In today’s digital age, it’s essential to consider your digital assets and online accounts in your estate plan. Compile a list of your online accounts, including email, social media, and financial accounts, along with their login credentials. Discuss with your attorney how you want these assets to be managed or distributed after your death.
Real Estate Documents
If you own real estate properties, gather the relevant property documents, including deeds, mortgages, and lease agreements. These documents are crucial for understanding the ownership structure and ensuring the smooth transfer of property to your beneficiaries.
Personal Property Inventory
Creating an inventory of your personal belongings can be helpful for estate planning purposes. While not legally binding, this document can provide guidance to your loved ones regarding the distribution of sentimental items and personal property.
Preparing the necessary documents before meeting with an estate planning attorney from Your Legacy Legal Care in Houston is crucial for a successful planning process. By gathering these documents and being well-prepared, you can maximize the value of your meeting and ensure that your attorney can provide you with the most accurate and tailored advice for your specific situation.
Q: Why do I need to gather these documents before meeting with an estate planning attorney? A: Gathering these documents beforehand helps your attorney understand your financial situation, goals, and wishes, allowing them to provide you with personalized and effective advice.
Q: Can I prepare my estate plan without an attorney? A: While it’s possible to create a basic estate plan on your own, consulting with an experienced estate planning attorney ensures that your plan is legally valid and addresses all relevant aspects of your situation.
Q: How often should I update my estate plan documents? A: It’s advisable to review and update your estate plan documents periodically, especially when significant life events occur, such as marriage, divorce, the birth of a child, or changes in your financial situation.
Q: What happens if I don’t have an estate plan? A: Without an estate plan, your assets may be distributed according to state laws, which may not align with your wishes. It can also lead to unnecessary expenses, delays, and potential disputes among your loved ones.
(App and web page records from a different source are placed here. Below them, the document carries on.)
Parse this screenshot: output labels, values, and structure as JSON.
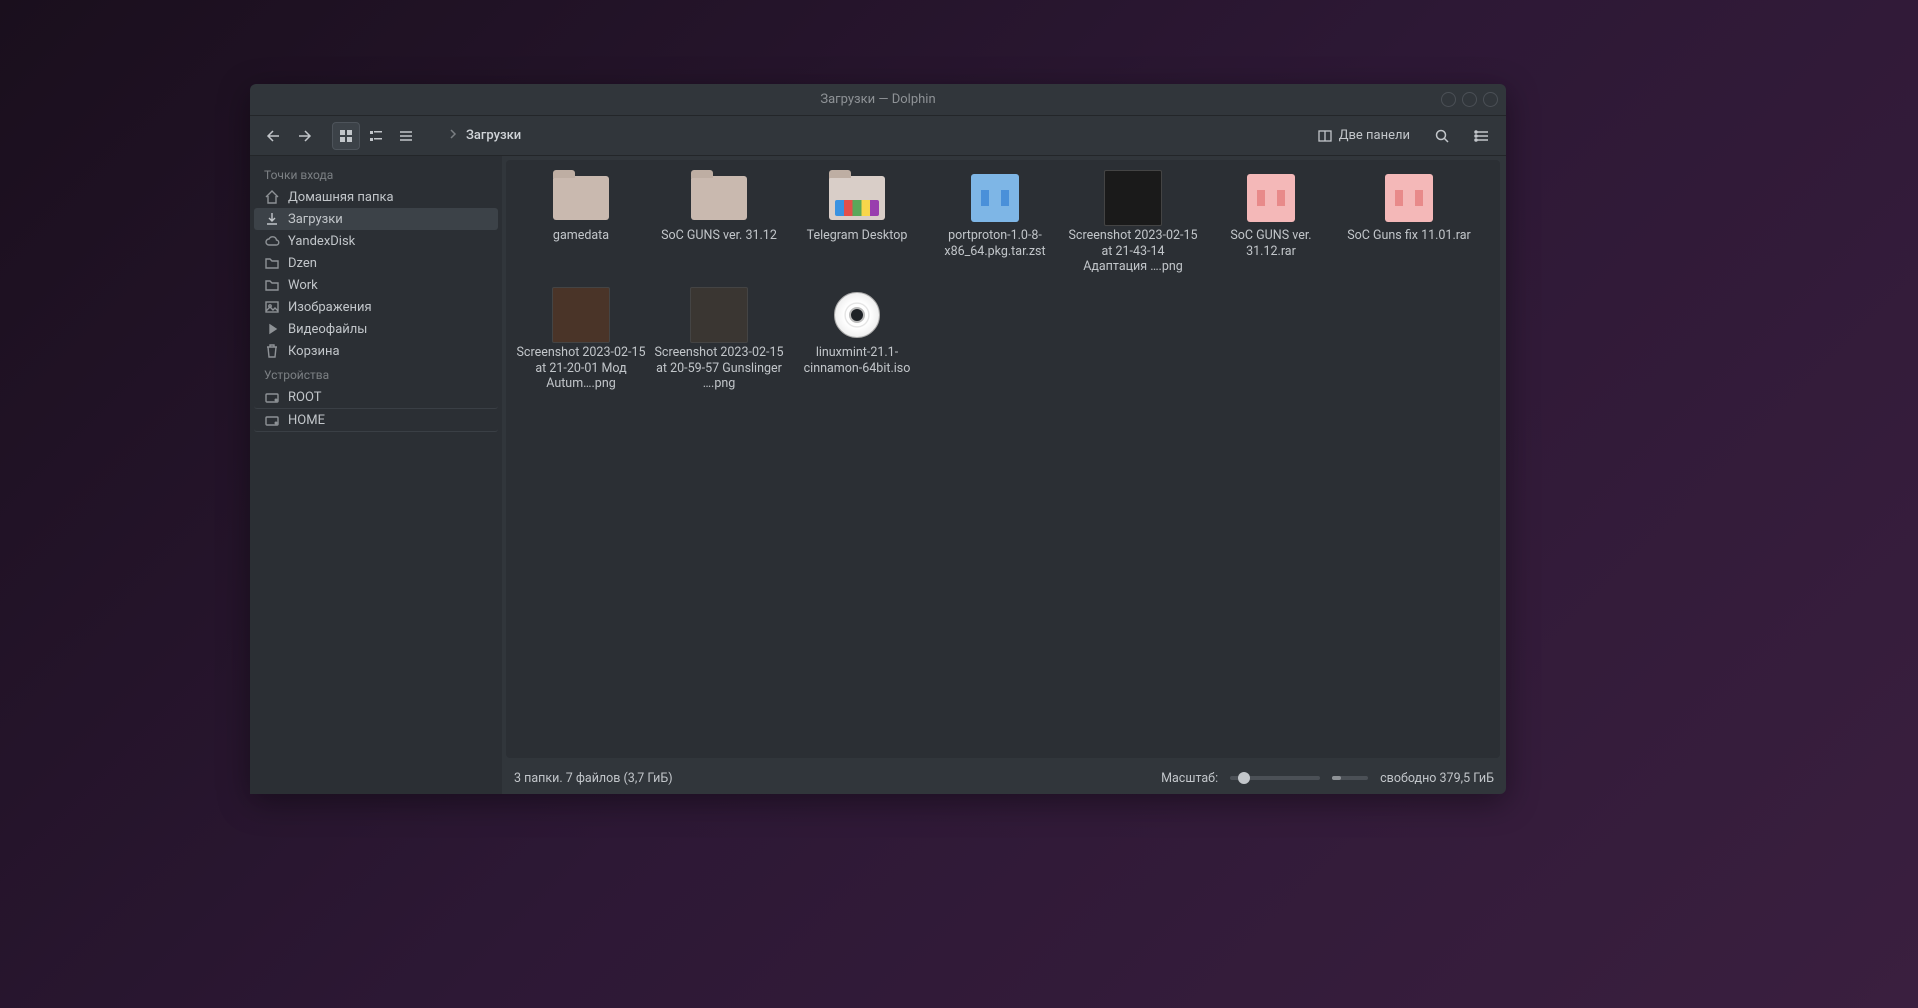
{
  "title": "Загрузки — Dolphin",
  "toolbar": {
    "breadcrumb": "Загрузки",
    "two_panes_label": "Две панели"
  },
  "sidebar": {
    "places_header": "Точки входа",
    "devices_header": "Устройства",
    "places": [
      {
        "label": "Домашняя папка",
        "icon": "home"
      },
      {
        "label": "Загрузки",
        "icon": "download",
        "active": true
      },
      {
        "label": "YandexDisk",
        "icon": "cloud"
      },
      {
        "label": "Dzen",
        "icon": "folder"
      },
      {
        "label": "Work",
        "icon": "folder"
      },
      {
        "label": "Изображения",
        "icon": "image"
      },
      {
        "label": "Видеофайлы",
        "icon": "video"
      },
      {
        "label": "Корзина",
        "icon": "trash"
      }
    ],
    "devices": [
      {
        "label": "ROOT",
        "icon": "drive"
      },
      {
        "label": "HOME",
        "icon": "drive"
      }
    ]
  },
  "files": [
    {
      "name": "gamedata",
      "kind": "folder"
    },
    {
      "name": "SoC GUNS ver. 31.12",
      "kind": "folder"
    },
    {
      "name": "Telegram Desktop",
      "kind": "folder-telegram"
    },
    {
      "name": "portproton-1.0-8-x86_64.pkg.tar.zst",
      "kind": "archive-blue"
    },
    {
      "name": "Screenshot 2023-02-15 at 21-43-14 Адаптация ….png",
      "kind": "screenshot-dark"
    },
    {
      "name": "SoC GUNS ver. 31.12.rar",
      "kind": "archive-pink"
    },
    {
      "name": "SoC Guns fix 11.01.rar",
      "kind": "archive-pink"
    },
    {
      "name": "Screenshot 2023-02-15 at 21-20-01 Мод Autum….png",
      "kind": "screenshot-brown"
    },
    {
      "name": "Screenshot 2023-02-15 at 20-59-57 Gunslinger ….png",
      "kind": "screenshot-light"
    },
    {
      "name": "linuxmint-21.1-cinnamon-64bit.iso",
      "kind": "disc"
    }
  ],
  "status": {
    "summary": "3 папки. 7 файлов (3,7 ГиБ)",
    "zoom_label": "Масштаб:",
    "free_space": "свободно 379,5 ГиБ"
  }
}
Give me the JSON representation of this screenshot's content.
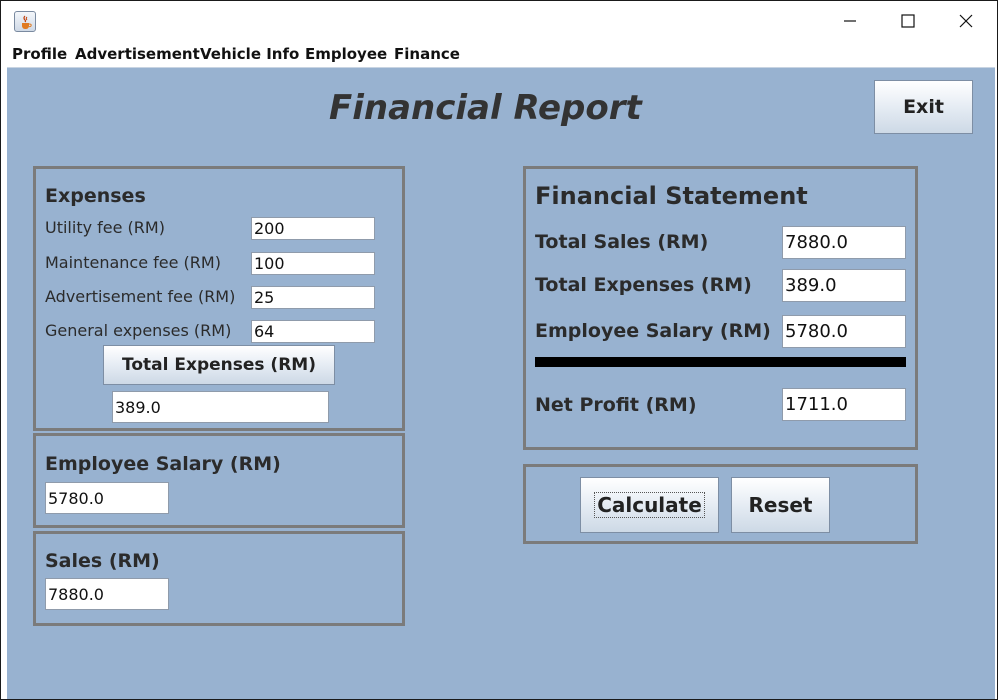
{
  "window": {
    "icon": "java-cup-icon",
    "controls": [
      "minimize-icon",
      "maximize-icon",
      "close-icon"
    ]
  },
  "menu": {
    "items": [
      {
        "label": "Profile"
      },
      {
        "label": "Advertisement"
      },
      {
        "label": "Vehicle Info"
      },
      {
        "label": "Employee"
      },
      {
        "label": "Finance"
      }
    ]
  },
  "header": {
    "title": "Financial Report",
    "exit_label": "Exit"
  },
  "expenses": {
    "heading": "Expenses",
    "utility_label": "Utility fee (RM)",
    "utility_value": "200",
    "maintenance_label": "Maintenance fee (RM)",
    "maintenance_value": "100",
    "advertisement_label": "Advertisement fee (RM)",
    "advertisement_value": "25",
    "general_label": "General expenses (RM)",
    "general_value": "64",
    "total_button_label": "Total Expenses (RM)",
    "total_value": "389.0"
  },
  "salary": {
    "heading": "Employee Salary (RM)",
    "value": "5780.0"
  },
  "sales": {
    "heading": "Sales (RM)",
    "value": "7880.0"
  },
  "statement": {
    "heading": "Financial Statement",
    "total_sales_label": "Total Sales (RM)",
    "total_sales_value": "7880.0",
    "total_expenses_label": "Total Expenses (RM)",
    "total_expenses_value": "389.0",
    "employee_salary_label": "Employee Salary (RM)",
    "employee_salary_value": "5780.0",
    "net_profit_label": "Net Profit (RM)",
    "net_profit_value": "1711.0"
  },
  "actions": {
    "calculate_label": "Calculate",
    "reset_label": "Reset"
  },
  "colors": {
    "background": "#98b2d0",
    "panel_border": "#7b7b7b",
    "divider": "#000000"
  }
}
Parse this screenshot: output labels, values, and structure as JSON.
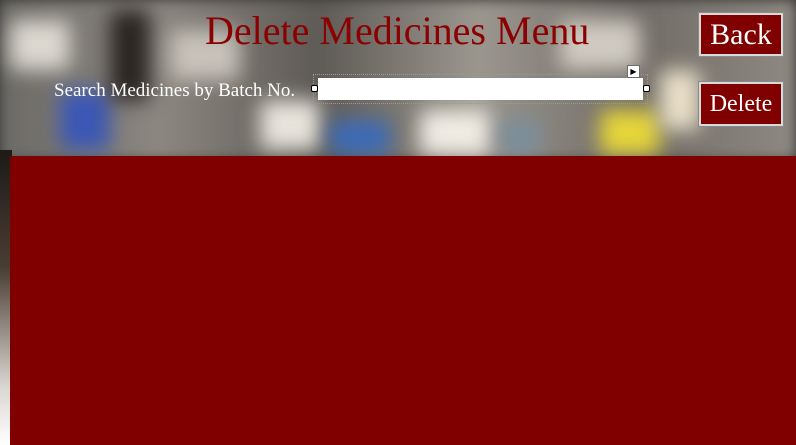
{
  "window": {
    "title": "Delete Medicines Menu"
  },
  "buttons": {
    "back_label": "Back",
    "delete_label": "Delete"
  },
  "search": {
    "label": "Search Medicines by Batch No.",
    "value": "",
    "placeholder": ""
  },
  "icons": {
    "smart_tag": "smart-tag-arrow-icon"
  },
  "colors": {
    "title": "#8b0000",
    "button_bg": "#800000",
    "panel_bg": "#800000",
    "label_text": "#ffffff"
  }
}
Q: How can an estate planning attorney help me? A: An estate planning attorney has the expertise to guide you through the complex legal and financial aspects of estate planning. They can help you create a comprehensive plan that protects your assets, minimizes taxes, and ensures your wishes are carried out.